The EU will relaunch its deadlocked effort to more closely regulate internet phone and message services such as WhatsApp, Skype and Messenger, a top bloc official said on Tuesday.
The European Union has struggled to revamp privacy and data rules on telecoms since a proposal in January 2017 met with strong opposition from member states and fierce lobbying by big tech companies.
Europe is seeking to be the global leader on stronger regulation of big tech companies, and the failure to agree on the so-called ePrivacy regulation has been a source of embarrassment.
“We will have to probably put on the table a new proposal,” Internal Market Commissioner Thierry Breton told EU telecom ministers at talks in Brussels.

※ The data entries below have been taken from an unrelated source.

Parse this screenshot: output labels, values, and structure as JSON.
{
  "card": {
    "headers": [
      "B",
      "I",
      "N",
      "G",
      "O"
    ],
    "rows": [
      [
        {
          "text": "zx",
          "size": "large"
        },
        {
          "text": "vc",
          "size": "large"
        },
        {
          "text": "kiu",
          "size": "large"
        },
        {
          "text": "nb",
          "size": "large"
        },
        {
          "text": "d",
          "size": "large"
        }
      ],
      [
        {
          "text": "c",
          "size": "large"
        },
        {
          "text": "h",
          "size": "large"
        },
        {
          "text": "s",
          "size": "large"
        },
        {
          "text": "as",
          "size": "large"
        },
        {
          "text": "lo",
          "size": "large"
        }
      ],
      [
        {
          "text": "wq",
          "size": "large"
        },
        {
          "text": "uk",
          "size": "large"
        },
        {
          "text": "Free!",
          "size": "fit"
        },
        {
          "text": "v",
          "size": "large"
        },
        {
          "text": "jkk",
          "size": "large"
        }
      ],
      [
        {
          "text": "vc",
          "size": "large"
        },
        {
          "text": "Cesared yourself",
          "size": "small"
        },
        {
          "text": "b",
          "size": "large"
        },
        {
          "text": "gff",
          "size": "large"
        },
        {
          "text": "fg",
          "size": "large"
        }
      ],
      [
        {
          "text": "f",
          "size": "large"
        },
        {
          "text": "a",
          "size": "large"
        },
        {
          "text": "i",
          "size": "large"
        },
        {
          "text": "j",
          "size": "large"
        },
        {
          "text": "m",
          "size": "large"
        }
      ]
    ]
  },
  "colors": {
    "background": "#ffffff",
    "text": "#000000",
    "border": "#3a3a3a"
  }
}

“I definitely think that, if I hear you, everybody wants to do something but obviously you are not in agreement,” Breton, a former French finance minister, said.
Under the existing EU rules that date back to 2002, strict privacy protection is only applied to text messages and voice calls provided by traditional telecoms, sparing tech giants Facebook, Google and Skype from the same oversight.
Ministers have been dogged by divisions on a myriad of issues, including how to handle pornography and online child abuse as well as controls on so-called cookies used by advertisers to track users.
The reform includes strengthened bans on spam sent without user consent via email or SMS and includes requirements that WhatsApp and others make data available to law enforcement agencies.
Tech companies argue the reform is unnecessary as it duplicates the EU’s landmark General Data Protection Regulation (GDPR) that has become a global benchmark on the protection of data and privacy online.
The European Commission, the EU’s executive arm, had hoped for a breakthrough on the stalled effort to level the playing field, but ministers meeting in Brussels once again made their divisions plain.
“We’ve been wasting time for three years on this discussion, I hope we can make it,” an irritated Luxembourg Prime Minister Xavier Bettel, who is also telecom minister, told his counterparts.
Breton said all options were on the table to fix the impasse, but insisted that the EU “move fast… European citizens are expecting us to deliver”.